Doctor: Well, I think that because of the size of the aneurysm we should get a CT scan right away. Then I would like you to return so that we can discuss the results and decide which option is best for you.
Several days later patient has his abdominal CT scan and returns to see the doctor.
Doctor: Hello again. I’ve had the chance to look over your CT scan and you indeed have a large aneurysm. Not quite 9 cm, but about 7.5 cm, still big enough to be a really important concern. And I do think by looking at it that you would be a good candidate for an endovascular approach to the surgery if you so choose.
Patient: When would I choose an endovascular approach versus an open approach?
Doctor: Well, remember what we spoke about with regard to the long-term surveillance we would need to do if you had the endovascular surgery. My recommendation, and most of the vascular surgery community agrees, that if you are a young person, we recommend that you go ahead and have the aneurysm fixed by the traditional open approach, because it is more durable and we don’t want to subject you to twenty years of CT scans and watch to see what might happen to it.

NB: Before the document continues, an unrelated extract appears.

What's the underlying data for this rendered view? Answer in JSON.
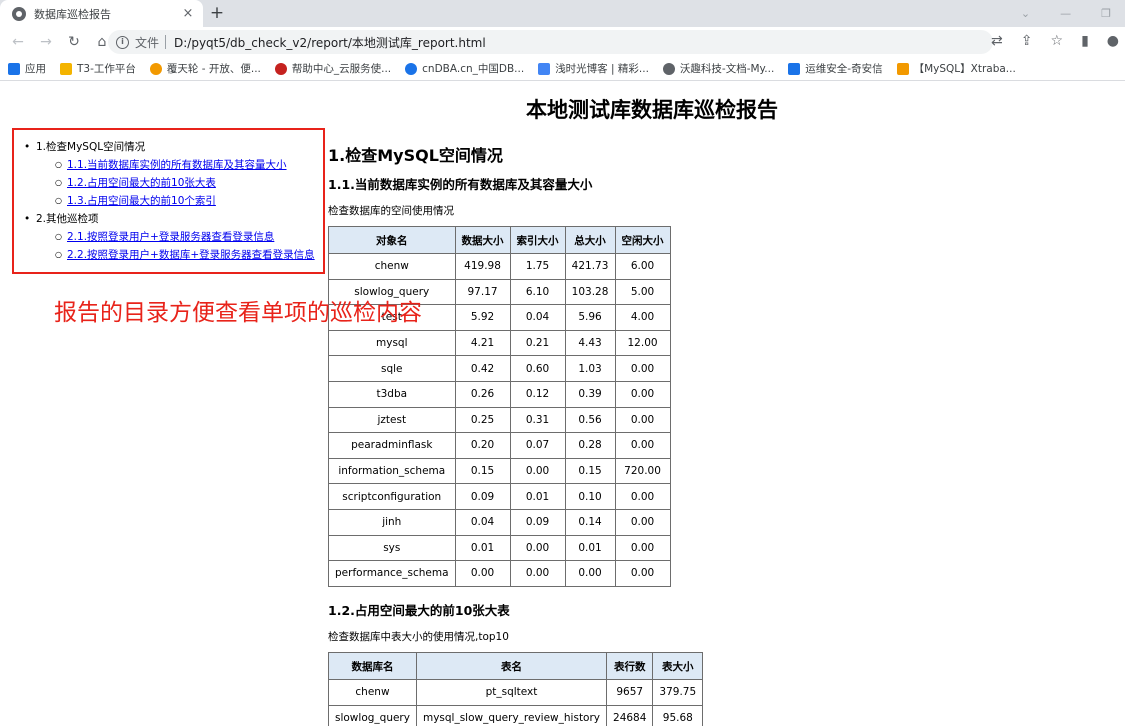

Patient: Are you talking about me? I don’t think of myself as a young person.
Doctor: We define “young” as being around 65 years old or younger, and I would certainly put you in that category because you will probably live at least another twenty years. If you were older and more frail, then I would recommend an endovascular approach.
Patient: Let me ask you a question. If I had come in sooner and the aneurysm had been smaller, would that have been better?
Doctor: It would have been better in that a 5 cm aneurysm, for instance, has a lower risk of rupture than a 9 cm aneurysm. It terms of the technical aspects of doing the operation, I don’t think the size of the aneurysm makes a big difference. When an aneurysm reaches 5 cm in size, we want to repair it. So once it reaches about 5 cm or higher, then it is just a matter of timing, but we still recommend some form of repair.
Patient: Well, the rest of my life is still in good shape - I am working and enjoying that so I would like to get this fixed. How do I go about arranging that?
Doctor: My office will get you to see the anesthesiologist, have some blood tests done, and get it scheduled for you.
Patient: Thank you.
Doctor: My pleasure.
Learn more about aortic aneurysm at Vascular and Endovascular Surgery and the Sulpizio Cardivascular Center at UC San Diego Health.